According to a recent review study, cinnamon serves more than just a purpose in baking. It can provide a spicy solution for type 2 diabetes by lowering blood sugar and total cholesterol levels in sufferers of the condition.
Findings of the review published online in The Annals of Family Medicine reveal that patients with type 2 diabetes showed improved blood glucose and cholesterol levels when they took cinnamon in a pill form. The researchers examined data from 10 randomized, controlled trials involving 543 patients with type 2 diabetes. The studies compared patients who took cinnamon supplements in doses ranging from 120 milligrams to 6 grams a day for four to 18 weeks to patients who did not take cinnamon.
Cinnamomum cassia — also known as Chinese cinnamon — was found to be the most popular cinnamon pill used in six out of the 10 trials. The participants of these studies had to take the supplement before, during, and after their meals.
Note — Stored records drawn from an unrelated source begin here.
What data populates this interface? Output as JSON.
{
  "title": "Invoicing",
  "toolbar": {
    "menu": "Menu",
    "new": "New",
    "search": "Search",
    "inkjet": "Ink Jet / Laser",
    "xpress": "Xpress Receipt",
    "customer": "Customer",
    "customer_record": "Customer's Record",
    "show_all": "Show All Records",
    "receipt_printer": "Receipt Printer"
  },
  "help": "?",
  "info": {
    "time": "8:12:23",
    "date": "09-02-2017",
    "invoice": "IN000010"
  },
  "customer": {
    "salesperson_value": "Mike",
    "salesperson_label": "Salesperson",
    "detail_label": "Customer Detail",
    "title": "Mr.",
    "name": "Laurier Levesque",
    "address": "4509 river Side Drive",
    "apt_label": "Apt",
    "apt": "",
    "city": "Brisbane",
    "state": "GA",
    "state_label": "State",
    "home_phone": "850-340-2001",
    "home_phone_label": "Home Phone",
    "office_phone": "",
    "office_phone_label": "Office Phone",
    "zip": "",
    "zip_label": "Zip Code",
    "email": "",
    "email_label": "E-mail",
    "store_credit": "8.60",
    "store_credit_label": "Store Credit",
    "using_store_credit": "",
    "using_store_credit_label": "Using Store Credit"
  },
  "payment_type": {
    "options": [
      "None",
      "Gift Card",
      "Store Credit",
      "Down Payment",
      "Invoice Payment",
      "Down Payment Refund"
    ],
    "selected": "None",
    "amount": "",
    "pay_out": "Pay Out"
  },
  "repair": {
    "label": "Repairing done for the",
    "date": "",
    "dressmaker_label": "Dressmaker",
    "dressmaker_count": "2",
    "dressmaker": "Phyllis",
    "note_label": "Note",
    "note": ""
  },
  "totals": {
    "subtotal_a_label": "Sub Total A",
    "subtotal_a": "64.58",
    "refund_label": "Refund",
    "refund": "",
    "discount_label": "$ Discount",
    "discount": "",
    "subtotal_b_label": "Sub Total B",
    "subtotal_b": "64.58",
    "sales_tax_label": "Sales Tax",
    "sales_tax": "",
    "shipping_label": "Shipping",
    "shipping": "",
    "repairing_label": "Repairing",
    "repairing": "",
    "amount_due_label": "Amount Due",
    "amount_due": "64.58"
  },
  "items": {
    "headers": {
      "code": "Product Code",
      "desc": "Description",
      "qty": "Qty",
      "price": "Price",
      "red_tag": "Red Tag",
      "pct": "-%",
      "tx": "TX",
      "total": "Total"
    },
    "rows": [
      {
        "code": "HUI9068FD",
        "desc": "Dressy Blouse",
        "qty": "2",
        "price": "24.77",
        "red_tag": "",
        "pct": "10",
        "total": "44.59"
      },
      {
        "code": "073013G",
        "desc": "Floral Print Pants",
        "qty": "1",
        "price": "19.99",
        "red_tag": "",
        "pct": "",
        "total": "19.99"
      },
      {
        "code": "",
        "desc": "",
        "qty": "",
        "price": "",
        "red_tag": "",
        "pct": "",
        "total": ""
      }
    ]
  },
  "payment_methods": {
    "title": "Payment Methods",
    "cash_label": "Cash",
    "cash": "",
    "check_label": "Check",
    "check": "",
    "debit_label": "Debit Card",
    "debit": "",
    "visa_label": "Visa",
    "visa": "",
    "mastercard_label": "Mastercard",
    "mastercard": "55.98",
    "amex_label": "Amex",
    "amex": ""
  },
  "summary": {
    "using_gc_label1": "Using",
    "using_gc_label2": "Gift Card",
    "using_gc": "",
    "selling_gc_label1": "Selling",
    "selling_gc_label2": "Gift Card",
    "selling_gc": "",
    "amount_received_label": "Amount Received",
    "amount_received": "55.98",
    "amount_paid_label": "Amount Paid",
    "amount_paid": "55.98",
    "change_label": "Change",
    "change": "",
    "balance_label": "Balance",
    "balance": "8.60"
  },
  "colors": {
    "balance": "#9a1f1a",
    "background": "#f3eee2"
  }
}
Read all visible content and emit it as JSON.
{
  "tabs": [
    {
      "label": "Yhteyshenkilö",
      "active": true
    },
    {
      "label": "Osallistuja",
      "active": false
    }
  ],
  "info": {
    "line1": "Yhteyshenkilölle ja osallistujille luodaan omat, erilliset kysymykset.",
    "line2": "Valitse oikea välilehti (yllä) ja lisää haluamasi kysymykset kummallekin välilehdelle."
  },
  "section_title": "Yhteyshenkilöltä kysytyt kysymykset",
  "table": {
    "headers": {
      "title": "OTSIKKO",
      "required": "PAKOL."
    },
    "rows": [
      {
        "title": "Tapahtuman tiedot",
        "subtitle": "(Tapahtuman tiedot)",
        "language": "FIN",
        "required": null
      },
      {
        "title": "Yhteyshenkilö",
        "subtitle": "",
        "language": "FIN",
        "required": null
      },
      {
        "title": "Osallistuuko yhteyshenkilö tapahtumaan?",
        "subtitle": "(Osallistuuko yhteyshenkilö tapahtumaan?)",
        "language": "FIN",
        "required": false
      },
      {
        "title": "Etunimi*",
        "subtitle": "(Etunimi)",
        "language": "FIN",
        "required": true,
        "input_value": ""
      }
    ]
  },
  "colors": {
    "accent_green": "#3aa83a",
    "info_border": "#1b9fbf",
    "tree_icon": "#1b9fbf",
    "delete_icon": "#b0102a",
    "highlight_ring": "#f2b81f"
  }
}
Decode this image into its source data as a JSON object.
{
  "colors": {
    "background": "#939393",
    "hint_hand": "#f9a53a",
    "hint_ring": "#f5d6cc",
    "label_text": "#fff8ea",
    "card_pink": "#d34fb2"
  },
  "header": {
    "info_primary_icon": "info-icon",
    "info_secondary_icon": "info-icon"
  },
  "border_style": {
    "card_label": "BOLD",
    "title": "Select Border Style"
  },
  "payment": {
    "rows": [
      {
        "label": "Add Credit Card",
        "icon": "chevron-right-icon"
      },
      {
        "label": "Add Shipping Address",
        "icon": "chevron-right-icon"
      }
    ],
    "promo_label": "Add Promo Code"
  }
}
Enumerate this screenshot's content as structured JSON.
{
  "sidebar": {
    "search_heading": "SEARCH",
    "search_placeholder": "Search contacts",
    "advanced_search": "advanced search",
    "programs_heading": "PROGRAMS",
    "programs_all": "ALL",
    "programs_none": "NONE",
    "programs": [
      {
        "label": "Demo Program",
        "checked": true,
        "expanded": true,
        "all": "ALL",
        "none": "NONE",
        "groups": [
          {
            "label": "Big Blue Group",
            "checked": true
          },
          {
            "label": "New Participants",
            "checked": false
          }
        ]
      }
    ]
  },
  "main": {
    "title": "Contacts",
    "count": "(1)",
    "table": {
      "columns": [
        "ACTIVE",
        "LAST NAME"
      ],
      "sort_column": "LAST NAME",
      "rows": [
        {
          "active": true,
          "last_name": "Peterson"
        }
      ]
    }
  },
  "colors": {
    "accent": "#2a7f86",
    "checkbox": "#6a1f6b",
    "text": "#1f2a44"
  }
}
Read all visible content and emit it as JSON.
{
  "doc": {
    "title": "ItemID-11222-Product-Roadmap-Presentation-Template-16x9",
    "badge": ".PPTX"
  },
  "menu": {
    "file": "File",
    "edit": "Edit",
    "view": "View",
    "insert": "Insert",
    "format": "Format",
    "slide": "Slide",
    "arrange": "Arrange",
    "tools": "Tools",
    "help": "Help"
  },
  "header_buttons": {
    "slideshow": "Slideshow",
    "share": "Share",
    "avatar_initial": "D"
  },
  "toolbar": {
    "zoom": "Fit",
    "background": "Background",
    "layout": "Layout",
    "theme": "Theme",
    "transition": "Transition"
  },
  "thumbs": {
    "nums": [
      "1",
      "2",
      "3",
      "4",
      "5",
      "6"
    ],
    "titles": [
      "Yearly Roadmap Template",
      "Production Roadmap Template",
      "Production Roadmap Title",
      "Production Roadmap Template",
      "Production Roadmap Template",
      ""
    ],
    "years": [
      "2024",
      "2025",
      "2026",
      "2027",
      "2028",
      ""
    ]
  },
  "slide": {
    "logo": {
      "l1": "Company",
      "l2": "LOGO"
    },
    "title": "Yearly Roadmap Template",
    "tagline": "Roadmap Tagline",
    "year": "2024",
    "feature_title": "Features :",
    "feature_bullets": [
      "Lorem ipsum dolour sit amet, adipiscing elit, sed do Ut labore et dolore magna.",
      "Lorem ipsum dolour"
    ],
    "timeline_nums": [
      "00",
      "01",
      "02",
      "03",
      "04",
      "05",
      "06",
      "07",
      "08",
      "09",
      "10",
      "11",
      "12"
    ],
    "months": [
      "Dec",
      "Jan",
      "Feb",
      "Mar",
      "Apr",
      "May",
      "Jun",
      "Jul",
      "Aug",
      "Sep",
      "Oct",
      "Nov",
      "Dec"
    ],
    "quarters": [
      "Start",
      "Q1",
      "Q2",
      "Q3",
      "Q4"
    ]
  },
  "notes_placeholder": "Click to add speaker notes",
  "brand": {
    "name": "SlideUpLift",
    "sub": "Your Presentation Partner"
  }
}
The authors of the review study found that type 2 diabetes patients who took cinnamon supplements had lower blood sugar fasting levels compared to patients who did not take them. The common kitchen spice was also found to reduce LDL “bad” cholesterol and triglyceride levels, and increase HDL “good” cholesterol, LiveScience reports.
The participants in all 10 trials took the cinnamon supplements in addition to their diabetes medicine — a combination that lowered their fasting blood sugar levels by approximately 25 milligrams/deciliter. This reduction in blood sugar levels is slightly higher than that seen in type 2 diabetes patients who only took sitagliptin — a diabetes drug.
Usually, blood sugar levels are the lowest in the morning, before a person’s first meal of the day, also known as the fasting level. Type 2 diabetes patients will naturally experience a rise in blood glucose levels in the early hours of the morning due to insulin resistance, which prevents muscle and fat cells from using sugar. For those that do not have diabetes, the increase in blood sugar levels is balanced by an increase in insulin production, according to Cristy Parkin, R.N., from Diabetes Forecast.
"When we combined the results of all the trials, we found that in patients with type 2 diabetes, there was a benefit on blood glucose and cholesterol levels," said Olivia Phung, a research of the study and assistant professor of pharmacy practice at Western University of Health Sciences.
Phung expressed the need for more research to determine whether there is a valid cause-and-effect relationship between cinnamon and improved diabetes control, reports Yahoo News!
"It's not going to replace your diabetes medications," said Phung. "If you're thinking about taking cinnamon [for diabetes control], definitely talk to your doctor or a pharmacist about it."
According to the Centers for Disease Control and Prevention, approximately 26 million children and adults in the United States have diabetes. For those who are at high risk of developing type 2 diabetes, losing 10 to 14 lbs. and getting at least 150 minutes of moderate exercise each week can cut the risk by nearly 60 percent. For more information on type 2 diabetes, visit the American Diabetes Association.